Tuesday, September 24, 2013
I don’t write letters very often, and I rarely write about work for fear of my words being used against me, but I feel I must put down my reasoning behind taking strike action so people who know little about my job can understand.
I’m going on strike over our pension scheme. The first period of action is tomorrow, 12pm-4pm.
I have been a firefighter for 20 years next year. Someone explained their thoughts to me on the fire service sometime ago, “It doesn’t belong to the chief fire officer, or the politicians, or even the firefighters. We look after it while we are here, and it’s our responsibility to make sure it’s as good as it was when we took it over, if not better.”
Those words have always stuck with me, and I think 60-year-old firefighters would provide a much worse service to the public. I work with plenty of guys around 50, and can see how it’s getting harder for them to deal with the physical demands of their job. What they have to do, in a compartment fire especially, is extremely arduous. How many 60-year-olds do you know who you’d like to rescue you from a house fire? I know some can do it, but the vast majority (and the evidence is there to back this up) will struggle as they get near retirement.

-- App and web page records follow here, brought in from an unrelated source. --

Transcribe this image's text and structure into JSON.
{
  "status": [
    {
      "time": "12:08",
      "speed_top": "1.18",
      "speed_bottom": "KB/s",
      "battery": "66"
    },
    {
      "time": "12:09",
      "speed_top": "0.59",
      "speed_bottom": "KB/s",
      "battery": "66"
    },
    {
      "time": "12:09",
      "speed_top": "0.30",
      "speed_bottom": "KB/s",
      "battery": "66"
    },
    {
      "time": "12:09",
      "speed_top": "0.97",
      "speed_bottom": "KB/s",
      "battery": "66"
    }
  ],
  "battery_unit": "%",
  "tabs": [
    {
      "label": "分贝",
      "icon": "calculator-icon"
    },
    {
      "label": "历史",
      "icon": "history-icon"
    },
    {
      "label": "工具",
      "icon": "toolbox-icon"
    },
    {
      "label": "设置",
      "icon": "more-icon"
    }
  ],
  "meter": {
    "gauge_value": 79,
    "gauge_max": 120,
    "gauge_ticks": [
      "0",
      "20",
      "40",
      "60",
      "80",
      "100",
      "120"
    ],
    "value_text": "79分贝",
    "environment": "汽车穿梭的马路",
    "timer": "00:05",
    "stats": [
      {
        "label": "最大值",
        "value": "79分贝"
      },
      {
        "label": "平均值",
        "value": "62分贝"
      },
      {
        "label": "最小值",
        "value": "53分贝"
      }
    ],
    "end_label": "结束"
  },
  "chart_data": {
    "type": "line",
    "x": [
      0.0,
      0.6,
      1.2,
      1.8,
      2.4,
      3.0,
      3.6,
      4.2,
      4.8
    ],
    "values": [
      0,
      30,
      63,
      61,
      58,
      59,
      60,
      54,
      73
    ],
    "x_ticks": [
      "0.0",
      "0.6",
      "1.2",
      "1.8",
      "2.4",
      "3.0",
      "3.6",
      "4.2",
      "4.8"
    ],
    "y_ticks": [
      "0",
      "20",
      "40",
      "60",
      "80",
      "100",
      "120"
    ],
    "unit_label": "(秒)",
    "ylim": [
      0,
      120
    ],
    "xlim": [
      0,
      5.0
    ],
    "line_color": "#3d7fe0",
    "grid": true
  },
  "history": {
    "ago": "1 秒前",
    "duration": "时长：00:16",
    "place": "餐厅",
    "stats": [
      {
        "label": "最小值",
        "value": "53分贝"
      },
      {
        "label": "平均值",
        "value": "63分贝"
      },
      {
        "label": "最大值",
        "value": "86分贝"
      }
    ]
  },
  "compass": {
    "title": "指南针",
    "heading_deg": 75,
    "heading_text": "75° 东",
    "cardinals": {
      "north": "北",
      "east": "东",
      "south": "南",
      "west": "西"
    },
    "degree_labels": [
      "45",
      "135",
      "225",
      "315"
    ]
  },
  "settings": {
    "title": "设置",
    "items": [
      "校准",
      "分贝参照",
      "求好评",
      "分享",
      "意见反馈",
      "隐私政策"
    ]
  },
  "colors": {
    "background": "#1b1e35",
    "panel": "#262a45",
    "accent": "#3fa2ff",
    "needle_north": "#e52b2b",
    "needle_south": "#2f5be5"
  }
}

There is no requirement to do physical exercise when you are at work but... the argument levelled at us is that we must keep fit on our days off. The beauty of that is that if we are injured, say, running, and cannot work, because it is not an “in-service” injury we face the prospect of no pension until later in life and dismissal. Much cheaper.
When I joined the fire service, I joined the 1992 pension scheme. It costs me over £300 a month and I always knew it was an 11pc contribution and would take me 30 years to fill up my pension pot.

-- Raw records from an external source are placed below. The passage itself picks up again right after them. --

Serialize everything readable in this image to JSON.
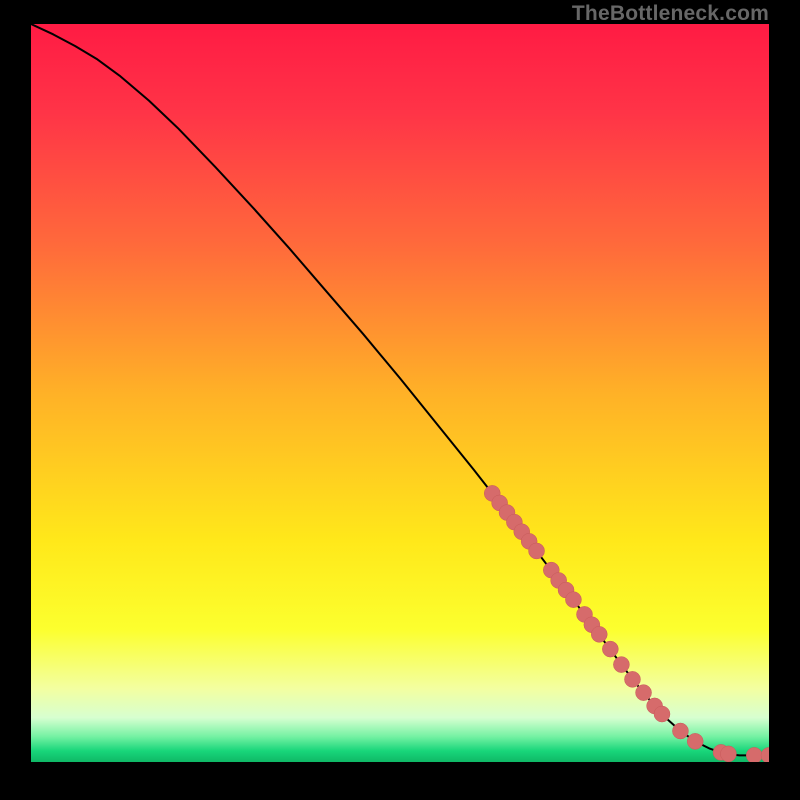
{
  "attribution": "TheBottleneck.com",
  "colors": {
    "gradient_stops": [
      {
        "offset": 0.0,
        "color": "#ff1b44"
      },
      {
        "offset": 0.12,
        "color": "#ff3447"
      },
      {
        "offset": 0.3,
        "color": "#ff6a3b"
      },
      {
        "offset": 0.5,
        "color": "#ffb127"
      },
      {
        "offset": 0.7,
        "color": "#ffe81a"
      },
      {
        "offset": 0.82,
        "color": "#fcff2e"
      },
      {
        "offset": 0.9,
        "color": "#f3ffa0"
      },
      {
        "offset": 0.94,
        "color": "#d7ffd0"
      },
      {
        "offset": 0.965,
        "color": "#77f2a4"
      },
      {
        "offset": 0.985,
        "color": "#18d67a"
      },
      {
        "offset": 1.0,
        "color": "#0fb866"
      }
    ],
    "line": "#000000",
    "marker": "#d66b6b",
    "marker_stroke": "#c85a5a"
  },
  "chart_data": {
    "type": "line",
    "title": "",
    "xlabel": "",
    "ylabel": "",
    "xlim": [
      0,
      100
    ],
    "ylim": [
      0,
      100
    ],
    "grid": false,
    "legend": false,
    "axes_visible": false,
    "series": [
      {
        "name": "curve",
        "x": [
          0,
          3,
          6,
          9,
          12,
          16,
          20,
          25,
          30,
          35,
          40,
          45,
          50,
          55,
          60,
          65,
          70,
          72,
          74,
          76,
          78,
          80,
          82,
          84,
          86,
          88,
          90,
          92,
          93.5,
          95,
          96,
          97,
          98,
          100
        ],
        "y": [
          100,
          98.6,
          97.0,
          95.2,
          93.0,
          89.6,
          85.8,
          80.6,
          75.2,
          69.6,
          63.8,
          58.0,
          52.0,
          45.8,
          39.6,
          33.2,
          26.6,
          24.0,
          21.3,
          18.6,
          15.9,
          13.2,
          10.6,
          8.2,
          6.0,
          4.2,
          2.8,
          1.8,
          1.3,
          1.0,
          0.9,
          0.9,
          0.9,
          0.9
        ]
      }
    ],
    "markers": {
      "name": "highlighted-points",
      "note": "large salmon dots clustered along the lower-right segment of the curve",
      "x": [
        62.5,
        63.5,
        64.5,
        65.5,
        66.5,
        67.5,
        68.5,
        70.5,
        71.5,
        72.5,
        73.5,
        75.0,
        76.0,
        77.0,
        78.5,
        80.0,
        81.5,
        83.0,
        84.5,
        85.5,
        88.0,
        90.0,
        93.5,
        94.5,
        98.0,
        100.0
      ],
      "y": [
        36.4,
        35.1,
        33.8,
        32.5,
        31.2,
        29.9,
        28.6,
        26.0,
        24.6,
        23.3,
        22.0,
        20.0,
        18.6,
        17.3,
        15.3,
        13.2,
        11.2,
        9.4,
        7.6,
        6.5,
        4.2,
        2.8,
        1.3,
        1.1,
        0.9,
        0.9
      ],
      "r": 8
    }
  }
}
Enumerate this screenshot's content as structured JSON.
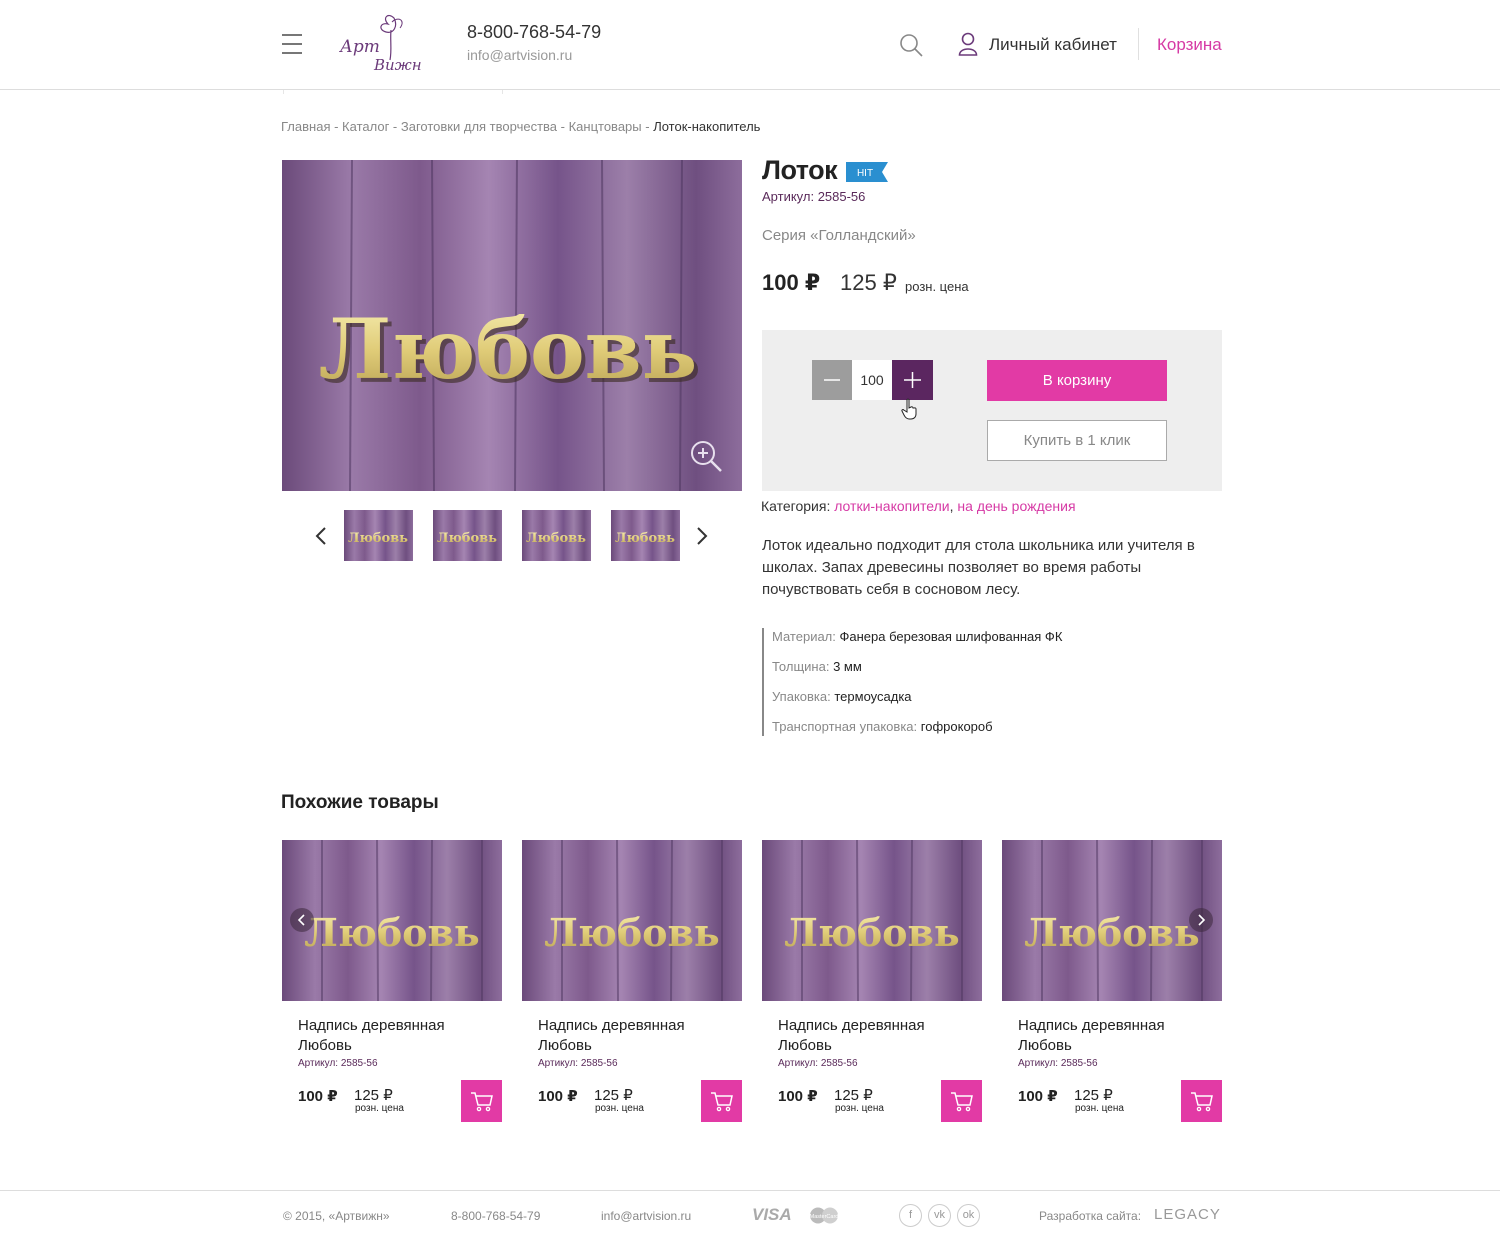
{
  "header": {
    "phone": "8-800-768-54-79",
    "email": "info@artvision.ru",
    "account_label": "Личный кабинет",
    "cart_label": "Корзина",
    "logo_text_1": "Арт",
    "logo_text_2": "Вижн"
  },
  "breadcrumb": {
    "items": [
      "Главная",
      "Каталог",
      "Заготовки для творчества",
      "Канцтовары"
    ],
    "separator": " - ",
    "current": "Лоток-накопитель"
  },
  "product": {
    "image_text": "Любовь",
    "title": "Лоток",
    "badge": "HIT",
    "article": "Артикул: 2585-56",
    "series": "Серия «Голландский»",
    "price": "100 ₽",
    "old_price": "125 ₽",
    "retail_label": "розн. цена",
    "quantity": "100",
    "add_to_cart": "В корзину",
    "buy_one_click": "Купить в 1 клик",
    "category_label": "Категория:",
    "categories": [
      "лотки-накопители",
      "на день рождения"
    ],
    "description": "Лоток идеально подходит для стола школьника или учителя в школах. Запах древесины позволяет во время работы почувствовать себя в сосновом лесу.",
    "specs": [
      {
        "label": "Материал:",
        "value": "Фанера березовая шлифованная ФК"
      },
      {
        "label": "Толщина:",
        "value": "3 мм"
      },
      {
        "label": "Упаковка:",
        "value": "термоусадка"
      },
      {
        "label": "Транспортная упаковка:",
        "value": "гофрокороб"
      }
    ]
  },
  "similar": {
    "title": "Похожие товары",
    "items": [
      {
        "name": "Надпись деревянная Любовь",
        "article": "Артикул: 2585-56",
        "price": "100 ₽",
        "old_price": "125 ₽",
        "retail_label": "розн. цена"
      },
      {
        "name": "Надпись деревянная Любовь",
        "article": "Артикул: 2585-56",
        "price": "100 ₽",
        "old_price": "125 ₽",
        "retail_label": "розн. цена"
      },
      {
        "name": "Надпись деревянная Любовь",
        "article": "Артикул: 2585-56",
        "price": "100 ₽",
        "old_price": "125 ₽",
        "retail_label": "розн. цена"
      },
      {
        "name": "Надпись деревянная Любовь",
        "article": "Артикул: 2585-56",
        "price": "100 ₽",
        "old_price": "125 ₽",
        "retail_label": "розн. цена"
      }
    ]
  },
  "footer": {
    "copyright": "© 2015, «Артвижн»",
    "phone": "8-800-768-54-79",
    "email": "info@artvision.ru",
    "visa": "VISA",
    "mastercard": "MasterCard",
    "social": [
      "f",
      "vk",
      "ok"
    ],
    "dev_label": "Разработка сайта:",
    "dev_name": "LEGACY"
  },
  "colors": {
    "accent": "#e23aa5",
    "brand_purple": "#5b2660",
    "badge_blue": "#2a8fd0"
  }
}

So I knew I’d reach 58 and retire.
Then, in 2005, our pension scheme changed. The government decided the scheme was not affordable, and set up a new 8pc, 40 year scheme, but only for new entrants. This scheme was established for the long-term affordability of fire service pensions. The retirement age was set at 60.

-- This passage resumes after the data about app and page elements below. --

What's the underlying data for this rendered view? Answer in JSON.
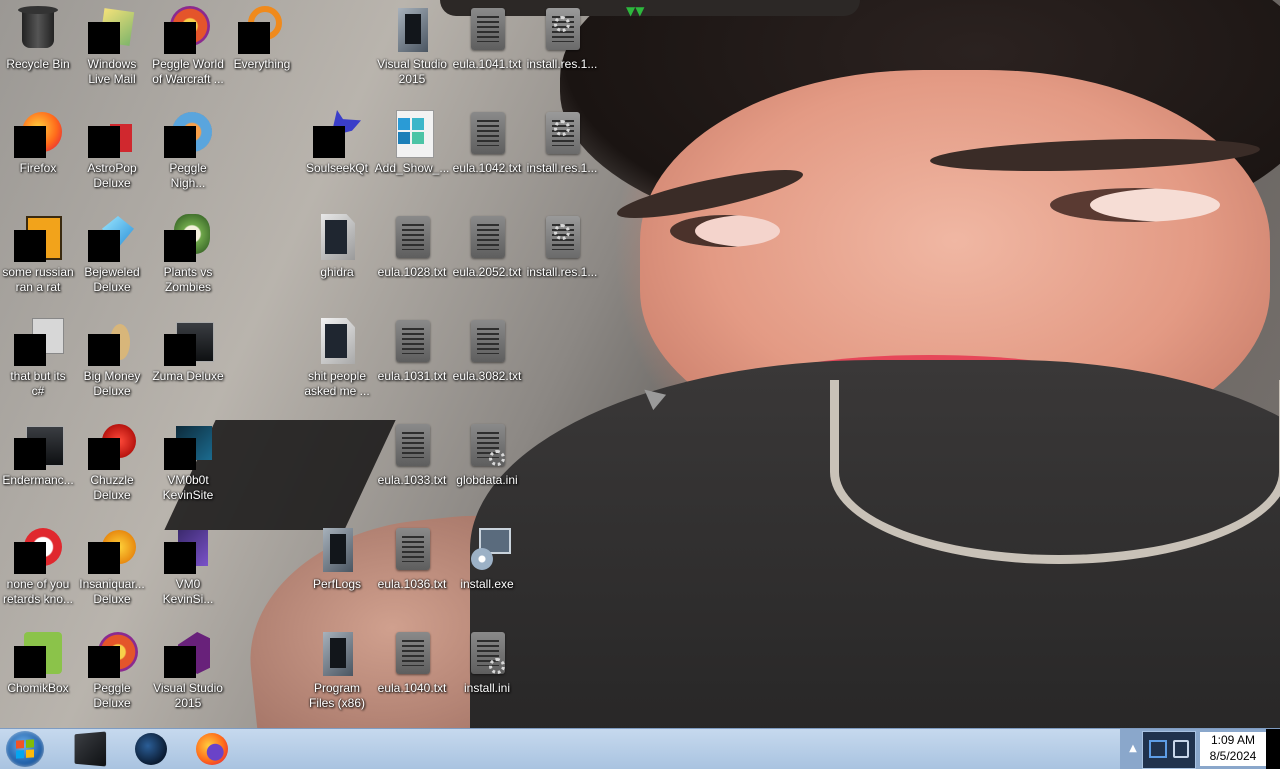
{
  "desktop": {
    "icons": [
      {
        "label": "Recycle Bin",
        "icon": "recycle-bin-icon"
      },
      {
        "label": "Windows\nLive Mail",
        "icon": "mail-icon"
      },
      {
        "label": "Peggle World\nof Warcraft ...",
        "icon": "peggle-icon"
      },
      {
        "label": "Everything",
        "icon": "search-app-icon"
      },
      {
        "label": "Visual Studio\n2015",
        "icon": "visual-studio-icon"
      },
      {
        "label": "eula.1041.txt",
        "icon": "text-file-icon"
      },
      {
        "label": "install.res.1...",
        "icon": "settings-file-icon"
      },
      {
        "label": "Firefox",
        "icon": "firefox-icon"
      },
      {
        "label": "AstroPop\nDeluxe",
        "icon": "game-icon"
      },
      {
        "label": "Peggle\nNigh...",
        "icon": "peggle-icon"
      },
      {
        "label": "SoulseekQt",
        "icon": "bird-icon"
      },
      {
        "label": "Add_Show_...",
        "icon": "registry-file-icon"
      },
      {
        "label": "eula.1042.txt",
        "icon": "text-file-icon"
      },
      {
        "label": "install.res.1...",
        "icon": "settings-file-icon"
      },
      {
        "label": "some russian\nran a rat",
        "icon": "image-file-icon"
      },
      {
        "label": "Bejeweled\nDeluxe",
        "icon": "gem-icon"
      },
      {
        "label": "Plants vs\nZombies",
        "icon": "game-icon"
      },
      {
        "label": "ghidra",
        "icon": "folder-icon"
      },
      {
        "label": "eula.1028.txt",
        "icon": "text-file-icon"
      },
      {
        "label": "eula.2052.txt",
        "icon": "text-file-icon"
      },
      {
        "label": "install.res.1...",
        "icon": "settings-file-icon"
      },
      {
        "label": "that but its\nc#",
        "icon": "shortcut-icon"
      },
      {
        "label": "Big Money\nDeluxe",
        "icon": "game-icon"
      },
      {
        "label": "Zuma Deluxe",
        "icon": "game-icon"
      },
      {
        "label": "shit people\nasked me ...",
        "icon": "folder-icon"
      },
      {
        "label": "eula.1031.txt",
        "icon": "text-file-icon"
      },
      {
        "label": "eula.3082.txt",
        "icon": "text-file-icon"
      },
      {
        "label": "Endermanc...",
        "icon": "app-icon"
      },
      {
        "label": "Chuzzle\nDeluxe",
        "icon": "game-icon"
      },
      {
        "label": "VM0b0t\nKevinSite",
        "icon": "app-icon"
      },
      {
        "label": "eula.1033.txt",
        "icon": "text-file-icon"
      },
      {
        "label": "globdata.ini",
        "icon": "settings-file-icon"
      },
      {
        "label": "none of you\nretards kno...",
        "icon": "app-icon"
      },
      {
        "label": "Insaniquar...\nDeluxe",
        "icon": "game-icon"
      },
      {
        "label": "VM0\nKevinSi...",
        "icon": "app-icon"
      },
      {
        "label": "PerfLogs",
        "icon": "folder-icon"
      },
      {
        "label": "eula.1036.txt",
        "icon": "text-file-icon"
      },
      {
        "label": "install.exe",
        "icon": "installer-icon"
      },
      {
        "label": "ChomikBox",
        "icon": "app-icon"
      },
      {
        "label": "Peggle\nDeluxe",
        "icon": "peggle-icon"
      },
      {
        "label": "Visual Studio\n2015",
        "icon": "visual-studio-icon"
      },
      {
        "label": "Program\nFiles (x86)",
        "icon": "folder-icon"
      },
      {
        "label": "eula.1040.txt",
        "icon": "text-file-icon"
      },
      {
        "label": "install.ini",
        "icon": "settings-file-icon"
      }
    ]
  },
  "taskbar": {
    "start_icon": "windows-start-icon",
    "pinned": [
      "command-prompt-icon",
      "steam-icon",
      "firefox-icon"
    ],
    "clock": {
      "time": "1:09 AM",
      "date": "8/5/2024"
    }
  },
  "colors": {
    "taskbar": "#b7cfe8",
    "tray": "#8aa7cb",
    "label_text": "#ffffff"
  }
}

But my union did not take action against the scheme, because it did not affect any of its members.
Because everyone who was already a firefighter was ring-fenced there was no legitimate dispute. A union can only represent its members.
The difference this time is that not everyone is ring-fenced. The government have gambled that if they protect the firefighters nearing retirement, they would not vote to strike. They gambled that the older guys would not care about the younger ones. But I’m delighted they do – 80pc who voted, voted yes.
Maybe our political leaders thought we held greed in as high esteem as they do. They didn’t take into account how we in the fire service try to look after each other – how it is in our nature to stick together and protect the vulnerable in society.
We stand by to help those in need – including our own.
I disagree with the encouragement of greed, and that big multi-national organisations need to pay less tax for the greater good.
But my point? Why do I think it’s okay to strike?
Well, because in 2005 a pension scheme was launched, designed to fix the fire service pensions for the long-term.
In 2008, greed caused the banking crisis, and all of a sudden our three-year-old scheme isn’t actually affordable now. We need a new scheme, much more expensive to the individual, to replace it.
About 13pc contributions and 40 years. Tens of thousands of pounds more for each person paying into the scheme, to get less out at the end of it. Can you see why I and my colleagues feel a little hard done by?
You might not agree with me, but if you see a picket line outside a fire station, please remember we took action because we feel we are paying more than our fair share, and that we are losing money each time we do.
Maybe it’s because we’re greedy, but then aren’t our government rather happy to encourage greed in individuals? Or is that only for some of us? The ones with enough money as it is?